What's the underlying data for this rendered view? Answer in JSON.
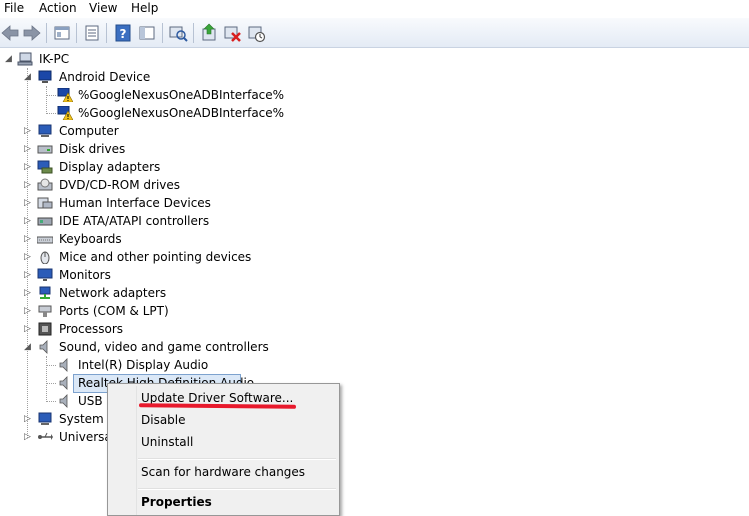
{
  "menubar": {
    "file": "File",
    "action": "Action",
    "view": "View",
    "help": "Help"
  },
  "toolbar": {
    "icons": [
      "back-icon",
      "forward-icon",
      "up-icon",
      "properties-icon",
      "help-icon",
      "show-hide-icon",
      "scan-icon",
      "update-driver-icon",
      "uninstall-icon",
      "disable-icon"
    ]
  },
  "tree": {
    "root": "IK-PC",
    "android": {
      "label": "Android Device",
      "children": [
        "%GoogleNexusOneADBInterface%",
        "%GoogleNexusOneADBInterface%"
      ]
    },
    "categories": [
      "Computer",
      "Disk drives",
      "Display adapters",
      "DVD/CD-ROM drives",
      "Human Interface Devices",
      "IDE ATA/ATAPI controllers",
      "Keyboards",
      "Mice and other pointing devices",
      "Monitors",
      "Network adapters",
      "Ports (COM & LPT)",
      "Processors"
    ],
    "sound": {
      "label": "Sound, video and game controllers",
      "children": [
        "Intel(R) Display Audio",
        "Realtek High Definition Audio",
        "USB P"
      ]
    },
    "system": "System d",
    "universal": "Universal"
  },
  "context_menu": {
    "update": "Update Driver Software...",
    "disable": "Disable",
    "uninstall": "Uninstall",
    "scan": "Scan for hardware changes",
    "properties": "Properties"
  },
  "colors": {
    "annotation": "#e8192c",
    "selection": "#dbe8f7",
    "toolbar": "#e4ebf5"
  }
}
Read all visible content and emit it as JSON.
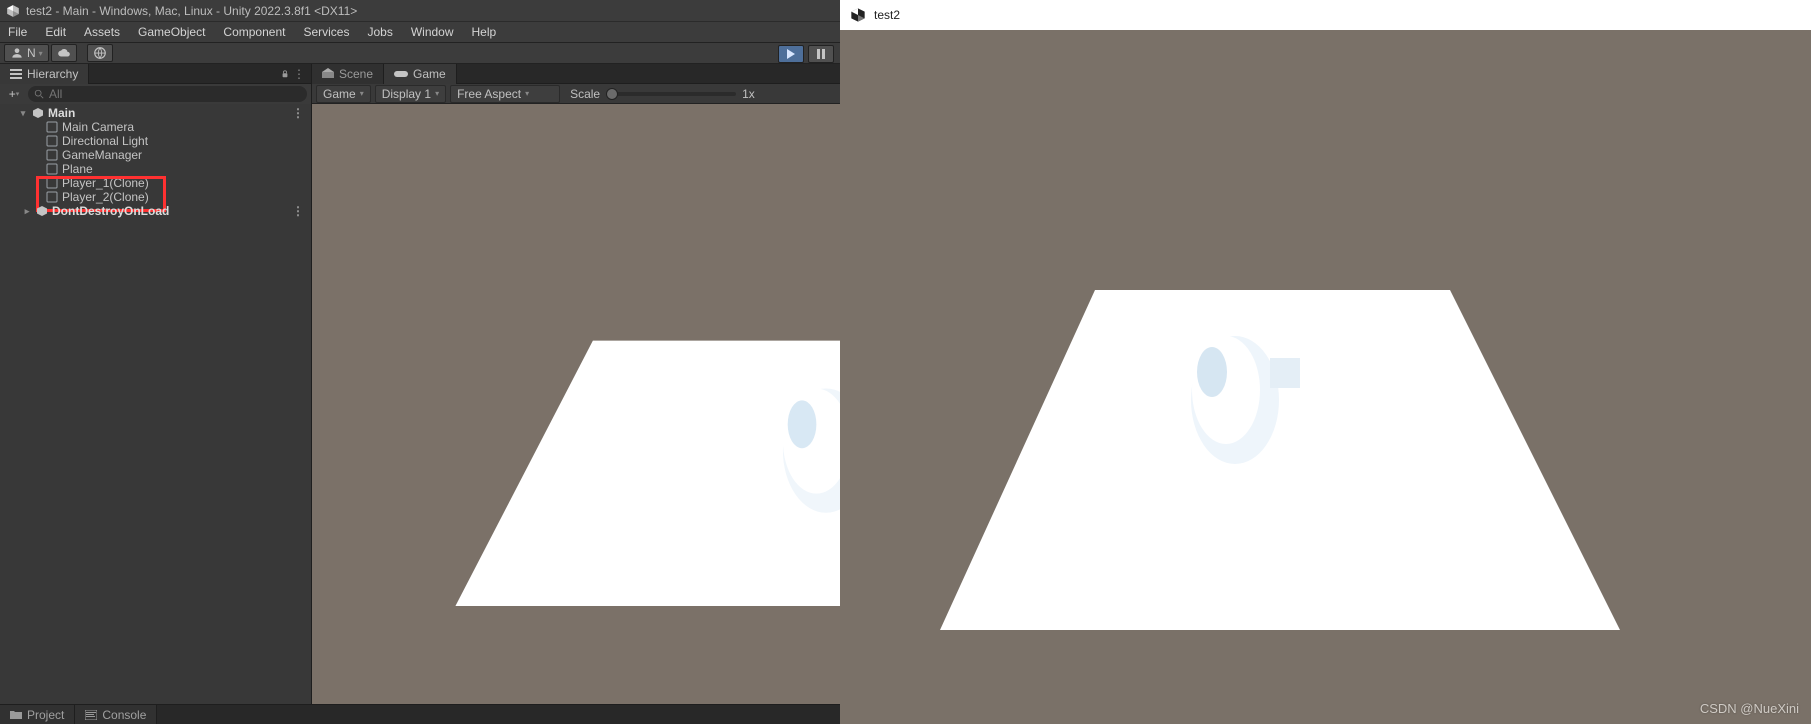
{
  "window_title": "test2 - Main - Windows, Mac, Linux - Unity 2022.3.8f1 <DX11>",
  "menu": {
    "file": "File",
    "edit": "Edit",
    "assets": "Assets",
    "gameobject": "GameObject",
    "component": "Component",
    "services": "Services",
    "jobs": "Jobs",
    "window": "Window",
    "help": "Help"
  },
  "toolbar": {
    "account_dd_label": "N",
    "cloud_icon": "cloud-icon",
    "store_icon": "store-icon"
  },
  "play_controls": {
    "play_active": true
  },
  "hierarchy": {
    "panel_title": "Hierarchy",
    "search_placeholder": "All",
    "scene_name": "Main",
    "items": [
      {
        "label": "Main Camera"
      },
      {
        "label": "Directional Light"
      },
      {
        "label": "GameManager"
      },
      {
        "label": "Plane"
      },
      {
        "label": "Player_1(Clone)"
      },
      {
        "label": "Player_2(Clone)"
      }
    ],
    "dont_destroy": "DontDestroyOnLoad"
  },
  "view": {
    "scene_tab": "Scene",
    "game_tab": "Game",
    "dd_game": "Game",
    "dd_display": "Display 1",
    "dd_aspect": "Free Aspect",
    "scale_label": "Scale",
    "scale_value": "1x"
  },
  "bottom": {
    "project": "Project",
    "console": "Console"
  },
  "game_window": {
    "title": "test2"
  },
  "watermark": "CSDN @NueXini"
}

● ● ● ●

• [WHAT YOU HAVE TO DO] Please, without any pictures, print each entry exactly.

• [WRITTEN ANSWER]
What's the underlying data for this rendered view? Answer in JSON.
{
  "menubar": {
    "file": "File",
    "action": "Action",
    "view": "View",
    "help": "Help"
  },
  "toolbar": {
    "icons": [
      "back-icon",
      "forward-icon",
      "up-icon",
      "properties-icon",
      "help-icon",
      "show-hide-icon",
      "scan-icon",
      "update-driver-icon",
      "uninstall-icon",
      "disable-icon"
    ]
  },
  "tree": {
    "root": "IK-PC",
    "android": {
      "label": "Android Device",
      "children": [
        "%GoogleNexusOneADBInterface%",
        "%GoogleNexusOneADBInterface%"
      ]
    },
    "categories": [
      "Computer",
      "Disk drives",
      "Display adapters",
      "DVD/CD-ROM drives",
      "Human Interface Devices",
      "IDE ATA/ATAPI controllers",
      "Keyboards",
      "Mice and other pointing devices",
      "Monitors",
      "Network adapters",
      "Ports (COM & LPT)",
      "Processors"
    ],
    "sound": {
      "label": "Sound, video and game controllers",
      "children": [
        "Intel(R) Display Audio",
        "Realtek High Definition Audio",
        "USB P"
      ]
    },
    "system": "System d",
    "universal": "Universal"
  },
  "context_menu": {
    "update": "Update Driver Software...",
    "disable": "Disable",
    "uninstall": "Uninstall",
    "scan": "Scan for hardware changes",
    "properties": "Properties"
  },
  "colors": {
    "annotation": "#e8192c",
    "selection": "#dbe8f7",
    "toolbar": "#e4ebf5"
  }
}
Read all visible content and emit it as JSON.
{
  "window_title": "test2 - Main - Windows, Mac, Linux - Unity 2022.3.8f1 <DX11>",
  "menu": {
    "file": "File",
    "edit": "Edit",
    "assets": "Assets",
    "gameobject": "GameObject",
    "component": "Component",
    "services": "Services",
    "jobs": "Jobs",
    "window": "Window",
    "help": "Help"
  },
  "toolbar": {
    "account_dd_label": "N",
    "cloud_icon": "cloud-icon",
    "store_icon": "store-icon"
  },
  "play_controls": {
    "play_active": true
  },
  "hierarchy": {
    "panel_title": "Hierarchy",
    "search_placeholder": "All",
    "scene_name": "Main",
    "items": [
      {
        "label": "Main Camera"
      },
      {
        "label": "Directional Light"
      },
      {
        "label": "GameManager"
      },
      {
        "label": "Plane"
      },
      {
        "label": "Player_1(Clone)"
      },
      {
        "label": "Player_2(Clone)"
      }
    ],
    "dont_destroy": "DontDestroyOnLoad"
  },
  "view": {
    "scene_tab": "Scene",
    "game_tab": "Game",
    "dd_game": "Game",
    "dd_display": "Display 1",
    "dd_aspect": "Free Aspect",
    "scale_label": "Scale",
    "scale_value": "1x"
  },
  "bottom": {
    "project": "Project",
    "console": "Console"
  },
  "game_window": {
    "title": "test2"
  },
  "watermark": "CSDN @NueXini"
}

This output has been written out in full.